Dataset excerpts.
::::
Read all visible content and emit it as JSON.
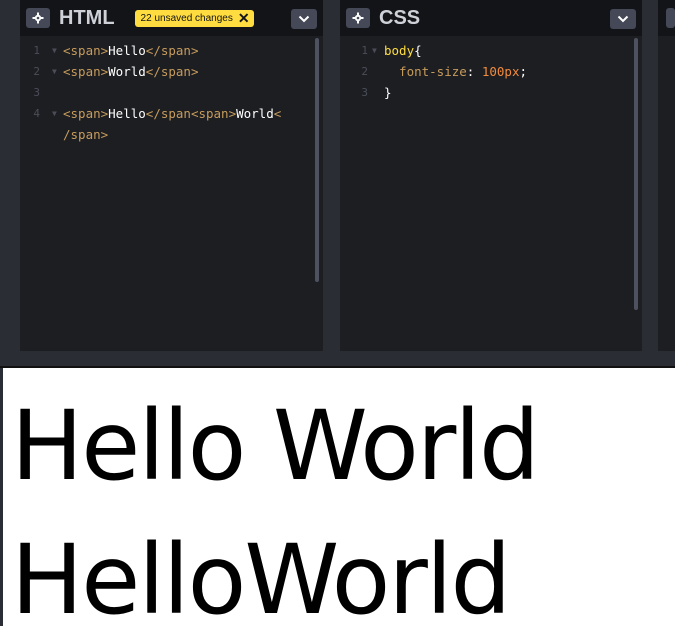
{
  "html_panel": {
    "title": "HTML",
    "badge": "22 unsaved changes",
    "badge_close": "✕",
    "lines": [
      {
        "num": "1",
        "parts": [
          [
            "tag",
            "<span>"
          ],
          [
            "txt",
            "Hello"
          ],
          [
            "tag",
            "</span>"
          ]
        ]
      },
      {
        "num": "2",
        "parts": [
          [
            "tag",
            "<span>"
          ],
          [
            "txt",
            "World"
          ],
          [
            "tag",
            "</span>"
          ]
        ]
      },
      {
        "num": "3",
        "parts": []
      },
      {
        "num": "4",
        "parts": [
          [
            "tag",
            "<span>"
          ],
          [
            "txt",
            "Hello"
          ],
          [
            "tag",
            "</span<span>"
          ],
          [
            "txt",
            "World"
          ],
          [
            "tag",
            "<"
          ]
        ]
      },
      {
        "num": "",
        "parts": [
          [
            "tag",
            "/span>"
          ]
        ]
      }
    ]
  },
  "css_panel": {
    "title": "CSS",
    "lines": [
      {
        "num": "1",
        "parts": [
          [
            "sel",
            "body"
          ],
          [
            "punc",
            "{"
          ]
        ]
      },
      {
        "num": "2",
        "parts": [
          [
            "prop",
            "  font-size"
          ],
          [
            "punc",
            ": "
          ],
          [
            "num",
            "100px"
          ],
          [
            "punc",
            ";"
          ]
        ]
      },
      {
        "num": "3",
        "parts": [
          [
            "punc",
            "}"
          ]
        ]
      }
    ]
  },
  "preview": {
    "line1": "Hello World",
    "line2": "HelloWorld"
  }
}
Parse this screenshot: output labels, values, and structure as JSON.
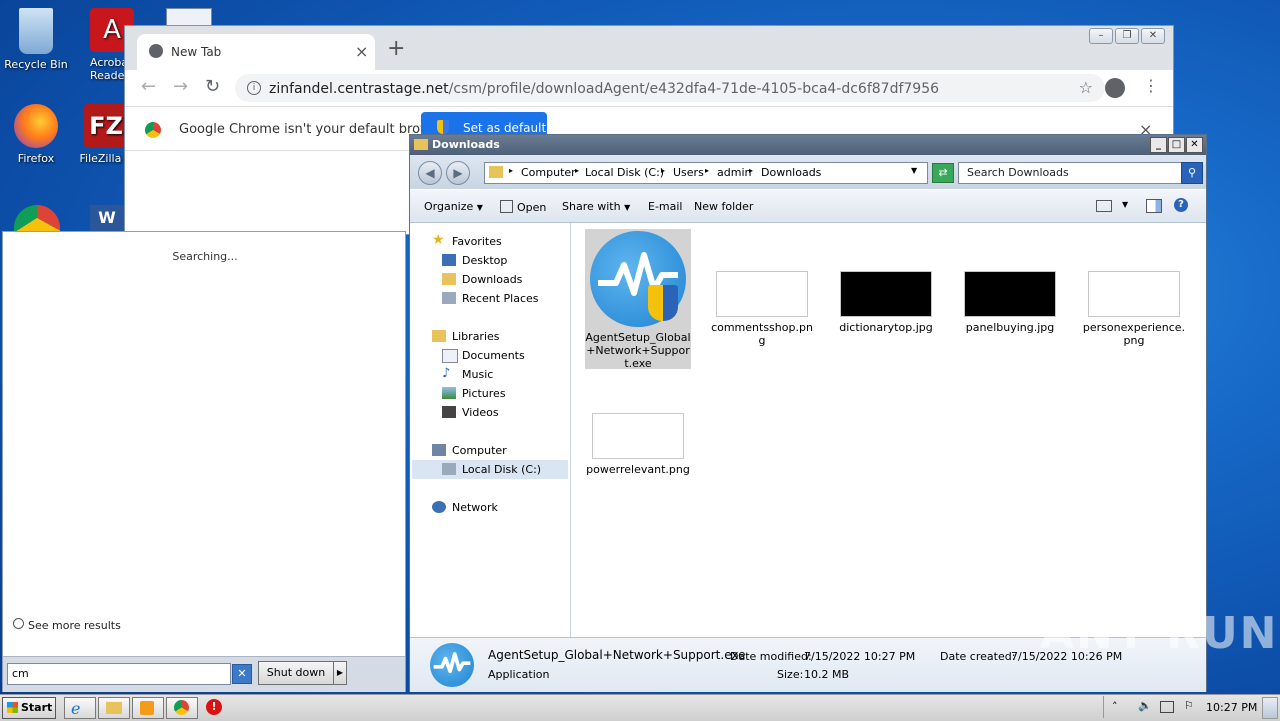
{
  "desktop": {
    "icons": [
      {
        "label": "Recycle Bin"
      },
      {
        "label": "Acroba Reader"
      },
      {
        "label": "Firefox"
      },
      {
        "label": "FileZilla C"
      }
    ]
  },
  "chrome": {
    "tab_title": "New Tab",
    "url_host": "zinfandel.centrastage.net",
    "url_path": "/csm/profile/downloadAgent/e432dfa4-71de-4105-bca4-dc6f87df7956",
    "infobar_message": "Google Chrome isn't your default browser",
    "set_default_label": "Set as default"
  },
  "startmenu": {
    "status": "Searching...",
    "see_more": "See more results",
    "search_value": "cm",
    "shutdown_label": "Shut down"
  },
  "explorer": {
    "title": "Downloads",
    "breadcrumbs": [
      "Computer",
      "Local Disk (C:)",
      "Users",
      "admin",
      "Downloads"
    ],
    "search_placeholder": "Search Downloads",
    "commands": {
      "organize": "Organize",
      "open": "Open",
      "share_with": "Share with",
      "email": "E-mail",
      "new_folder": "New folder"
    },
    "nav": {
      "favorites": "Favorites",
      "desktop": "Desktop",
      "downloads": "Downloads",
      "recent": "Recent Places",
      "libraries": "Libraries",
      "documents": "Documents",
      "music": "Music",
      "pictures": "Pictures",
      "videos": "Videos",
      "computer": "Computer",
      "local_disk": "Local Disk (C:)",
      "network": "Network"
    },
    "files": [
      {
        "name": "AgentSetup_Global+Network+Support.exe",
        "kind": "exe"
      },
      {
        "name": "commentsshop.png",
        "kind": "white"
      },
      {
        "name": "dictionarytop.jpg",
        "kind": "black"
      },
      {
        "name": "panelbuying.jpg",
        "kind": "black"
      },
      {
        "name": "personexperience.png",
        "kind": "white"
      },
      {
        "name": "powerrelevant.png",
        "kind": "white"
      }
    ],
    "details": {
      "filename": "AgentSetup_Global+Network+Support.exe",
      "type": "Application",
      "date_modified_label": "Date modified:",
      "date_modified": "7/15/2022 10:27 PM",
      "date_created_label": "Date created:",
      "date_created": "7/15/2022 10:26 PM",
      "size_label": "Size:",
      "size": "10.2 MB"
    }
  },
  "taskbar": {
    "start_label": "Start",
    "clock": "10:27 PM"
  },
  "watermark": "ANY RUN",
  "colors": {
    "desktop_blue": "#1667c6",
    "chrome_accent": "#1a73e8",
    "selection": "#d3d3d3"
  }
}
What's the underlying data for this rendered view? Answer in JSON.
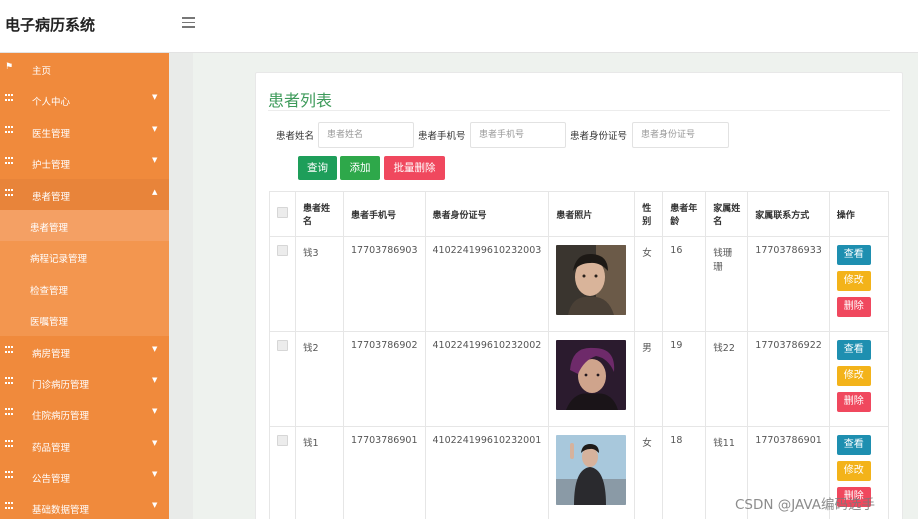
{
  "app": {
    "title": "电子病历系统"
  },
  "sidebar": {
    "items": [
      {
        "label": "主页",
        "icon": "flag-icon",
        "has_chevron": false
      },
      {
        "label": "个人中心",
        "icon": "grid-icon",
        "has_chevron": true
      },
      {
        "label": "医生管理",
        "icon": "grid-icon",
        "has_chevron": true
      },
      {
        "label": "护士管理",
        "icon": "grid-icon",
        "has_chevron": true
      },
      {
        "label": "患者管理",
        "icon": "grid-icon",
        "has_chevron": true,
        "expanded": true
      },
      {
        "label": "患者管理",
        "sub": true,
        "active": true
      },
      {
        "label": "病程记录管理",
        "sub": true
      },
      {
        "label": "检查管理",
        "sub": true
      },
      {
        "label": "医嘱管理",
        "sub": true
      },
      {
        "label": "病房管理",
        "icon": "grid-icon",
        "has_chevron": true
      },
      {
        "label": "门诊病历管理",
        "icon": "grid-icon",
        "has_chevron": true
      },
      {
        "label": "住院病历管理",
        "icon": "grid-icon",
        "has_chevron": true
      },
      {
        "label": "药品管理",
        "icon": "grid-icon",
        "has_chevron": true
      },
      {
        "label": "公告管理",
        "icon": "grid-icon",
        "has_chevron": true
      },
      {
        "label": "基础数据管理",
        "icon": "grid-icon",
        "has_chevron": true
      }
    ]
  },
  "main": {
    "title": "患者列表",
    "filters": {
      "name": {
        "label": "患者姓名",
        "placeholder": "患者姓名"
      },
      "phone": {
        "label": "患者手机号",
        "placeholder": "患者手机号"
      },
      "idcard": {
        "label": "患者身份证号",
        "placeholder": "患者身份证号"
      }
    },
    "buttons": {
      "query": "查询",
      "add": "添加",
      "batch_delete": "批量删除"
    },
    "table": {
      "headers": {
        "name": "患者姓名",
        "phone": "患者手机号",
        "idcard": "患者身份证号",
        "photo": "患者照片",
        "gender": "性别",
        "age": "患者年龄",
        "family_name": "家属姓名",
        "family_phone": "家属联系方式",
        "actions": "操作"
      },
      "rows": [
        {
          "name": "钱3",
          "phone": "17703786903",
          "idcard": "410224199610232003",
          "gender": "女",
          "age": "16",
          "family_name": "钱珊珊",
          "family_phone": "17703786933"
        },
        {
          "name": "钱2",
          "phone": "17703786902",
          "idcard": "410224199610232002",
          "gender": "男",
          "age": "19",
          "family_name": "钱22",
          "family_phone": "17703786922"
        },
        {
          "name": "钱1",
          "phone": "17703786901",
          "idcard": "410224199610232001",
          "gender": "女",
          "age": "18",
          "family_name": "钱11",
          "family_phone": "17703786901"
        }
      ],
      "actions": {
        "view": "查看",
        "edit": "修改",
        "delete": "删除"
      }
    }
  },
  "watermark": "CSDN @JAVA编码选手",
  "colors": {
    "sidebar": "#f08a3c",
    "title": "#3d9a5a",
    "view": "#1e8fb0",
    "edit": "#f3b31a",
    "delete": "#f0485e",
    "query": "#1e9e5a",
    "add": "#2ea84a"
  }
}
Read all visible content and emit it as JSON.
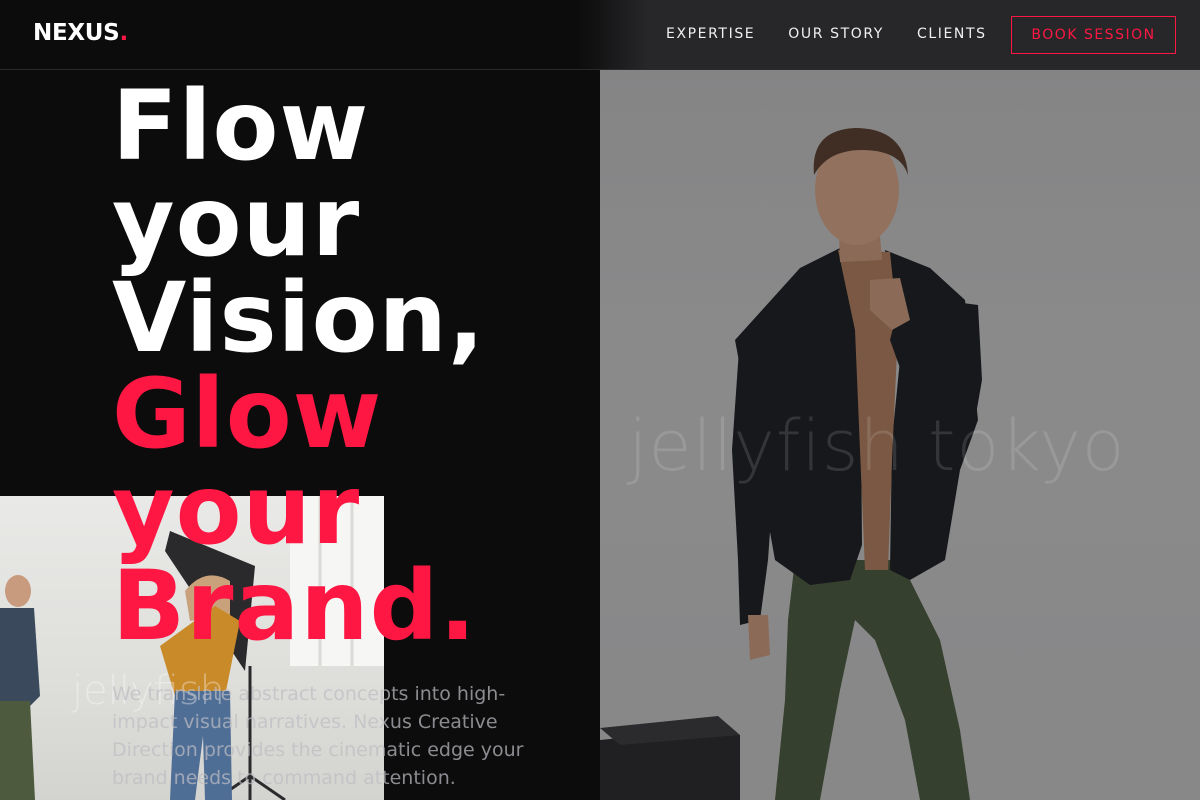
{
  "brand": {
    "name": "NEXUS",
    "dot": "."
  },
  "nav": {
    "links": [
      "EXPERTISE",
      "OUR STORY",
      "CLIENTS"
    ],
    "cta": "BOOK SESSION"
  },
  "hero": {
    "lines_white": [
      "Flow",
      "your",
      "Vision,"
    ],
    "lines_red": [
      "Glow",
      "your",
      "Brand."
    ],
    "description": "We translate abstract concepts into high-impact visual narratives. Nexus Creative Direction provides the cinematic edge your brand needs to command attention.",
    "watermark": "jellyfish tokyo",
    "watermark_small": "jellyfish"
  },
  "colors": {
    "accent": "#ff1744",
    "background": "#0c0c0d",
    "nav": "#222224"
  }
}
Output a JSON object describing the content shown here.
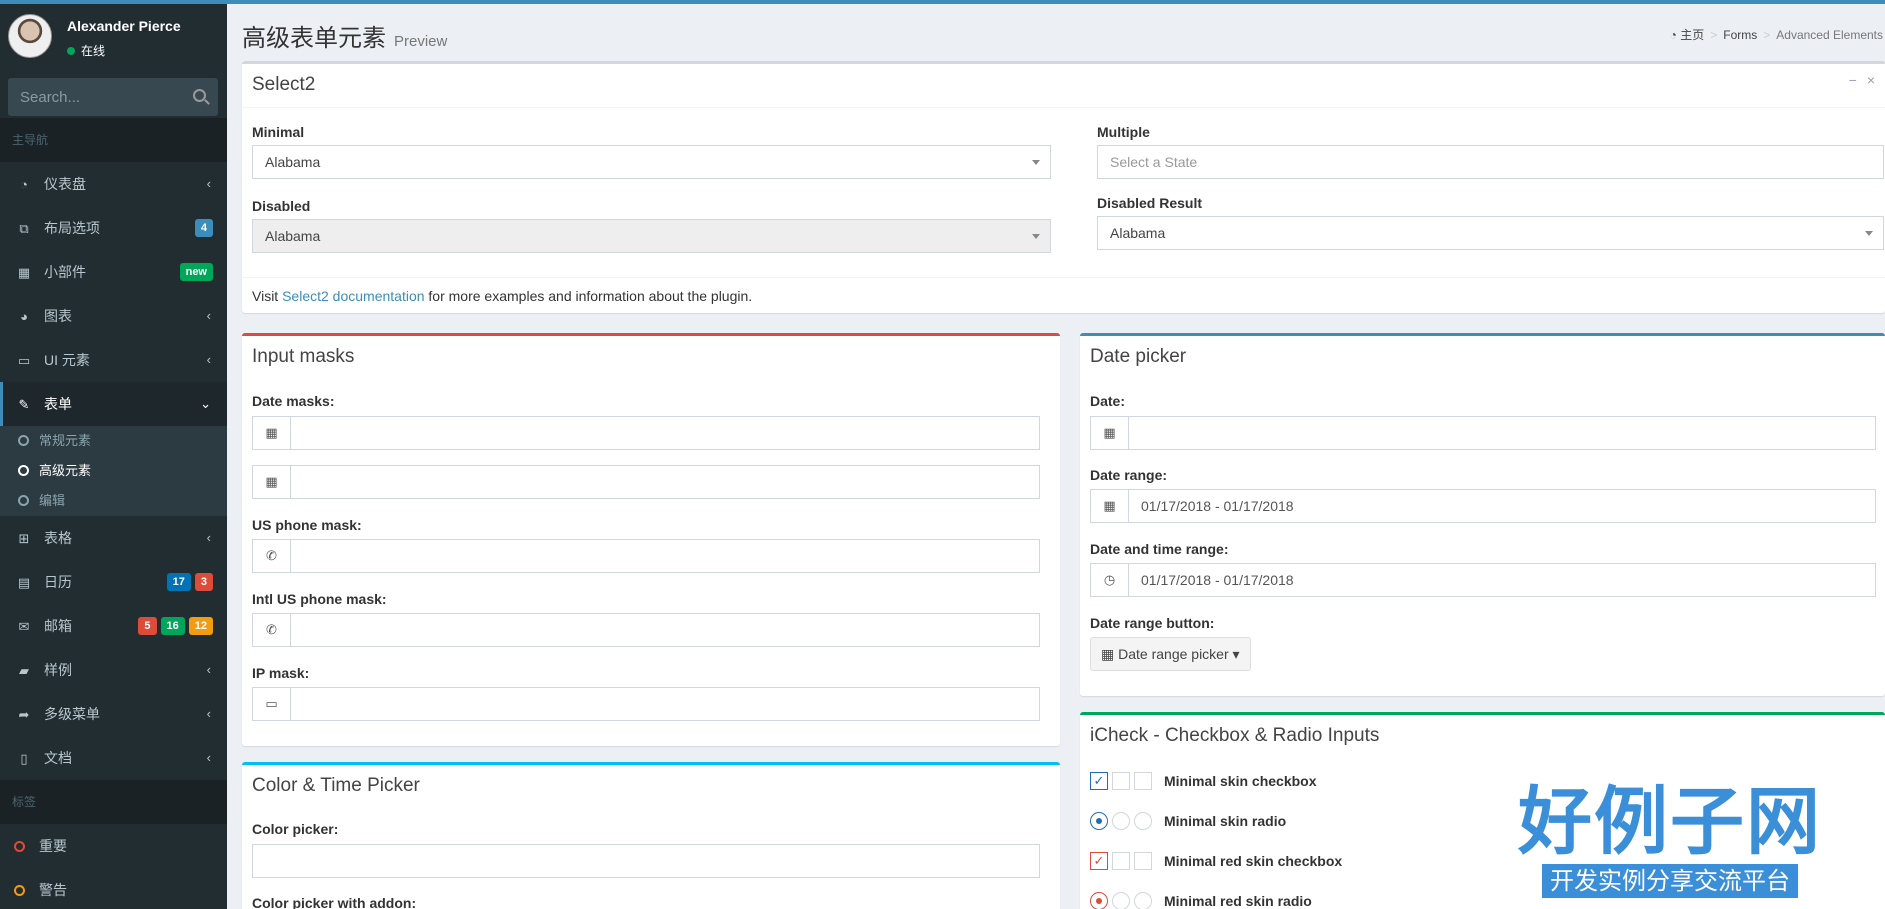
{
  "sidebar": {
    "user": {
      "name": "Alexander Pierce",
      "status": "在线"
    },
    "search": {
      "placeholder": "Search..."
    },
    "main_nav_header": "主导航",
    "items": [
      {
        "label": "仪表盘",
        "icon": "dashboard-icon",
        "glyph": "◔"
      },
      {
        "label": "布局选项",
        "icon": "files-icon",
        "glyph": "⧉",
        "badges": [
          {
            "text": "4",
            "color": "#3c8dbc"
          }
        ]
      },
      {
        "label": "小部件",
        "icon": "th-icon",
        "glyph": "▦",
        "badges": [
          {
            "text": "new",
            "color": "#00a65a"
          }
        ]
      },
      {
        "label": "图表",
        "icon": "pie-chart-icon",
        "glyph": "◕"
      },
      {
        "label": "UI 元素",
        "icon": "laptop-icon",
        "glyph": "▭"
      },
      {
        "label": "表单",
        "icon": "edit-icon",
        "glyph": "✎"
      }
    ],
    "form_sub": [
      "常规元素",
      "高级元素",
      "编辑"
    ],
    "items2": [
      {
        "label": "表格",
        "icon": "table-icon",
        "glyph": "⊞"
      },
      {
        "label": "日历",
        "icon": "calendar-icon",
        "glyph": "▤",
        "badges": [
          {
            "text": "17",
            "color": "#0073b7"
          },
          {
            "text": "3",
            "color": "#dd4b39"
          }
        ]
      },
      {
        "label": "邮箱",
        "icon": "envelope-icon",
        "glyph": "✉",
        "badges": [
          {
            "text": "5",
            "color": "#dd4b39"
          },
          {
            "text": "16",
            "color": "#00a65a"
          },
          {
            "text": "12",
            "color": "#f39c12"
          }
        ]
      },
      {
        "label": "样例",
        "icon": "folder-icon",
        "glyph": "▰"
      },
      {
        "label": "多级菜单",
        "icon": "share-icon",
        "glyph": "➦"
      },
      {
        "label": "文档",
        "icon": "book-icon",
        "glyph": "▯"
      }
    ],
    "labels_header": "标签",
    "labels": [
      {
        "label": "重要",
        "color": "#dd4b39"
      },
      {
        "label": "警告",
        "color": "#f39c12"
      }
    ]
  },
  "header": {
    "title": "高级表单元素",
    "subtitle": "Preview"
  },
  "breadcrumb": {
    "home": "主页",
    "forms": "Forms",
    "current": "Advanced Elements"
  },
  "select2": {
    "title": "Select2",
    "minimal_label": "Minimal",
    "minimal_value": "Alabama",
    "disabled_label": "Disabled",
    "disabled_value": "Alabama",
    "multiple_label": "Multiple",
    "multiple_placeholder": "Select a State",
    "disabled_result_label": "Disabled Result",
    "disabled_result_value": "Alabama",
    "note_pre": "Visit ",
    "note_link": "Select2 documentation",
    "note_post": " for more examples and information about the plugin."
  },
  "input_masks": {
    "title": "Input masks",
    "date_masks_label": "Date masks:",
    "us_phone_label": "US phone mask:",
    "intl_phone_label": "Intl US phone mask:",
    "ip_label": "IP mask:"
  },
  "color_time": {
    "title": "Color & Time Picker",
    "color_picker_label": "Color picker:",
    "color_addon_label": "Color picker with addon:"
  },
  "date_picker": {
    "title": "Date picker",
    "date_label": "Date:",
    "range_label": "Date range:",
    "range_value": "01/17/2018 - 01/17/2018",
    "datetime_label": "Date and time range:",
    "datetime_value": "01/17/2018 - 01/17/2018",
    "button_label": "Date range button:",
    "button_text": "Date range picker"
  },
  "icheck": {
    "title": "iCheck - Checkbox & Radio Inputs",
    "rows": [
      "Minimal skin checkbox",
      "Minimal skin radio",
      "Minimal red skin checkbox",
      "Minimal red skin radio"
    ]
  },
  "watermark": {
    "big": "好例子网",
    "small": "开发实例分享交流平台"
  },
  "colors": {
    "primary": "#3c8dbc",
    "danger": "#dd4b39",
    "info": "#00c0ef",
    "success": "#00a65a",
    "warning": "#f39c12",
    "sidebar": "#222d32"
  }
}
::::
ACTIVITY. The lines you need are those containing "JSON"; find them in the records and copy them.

SOLUTION FOR THIS TASK.
Read all visible content and emit it as JSON.
Parse this screenshot: output labels, values, and structure as JSON.
What's the underlying data for this rendered view? Answer in JSON.
Read all visible content and emit it as JSON.
Output a JSON object describing the content shown here.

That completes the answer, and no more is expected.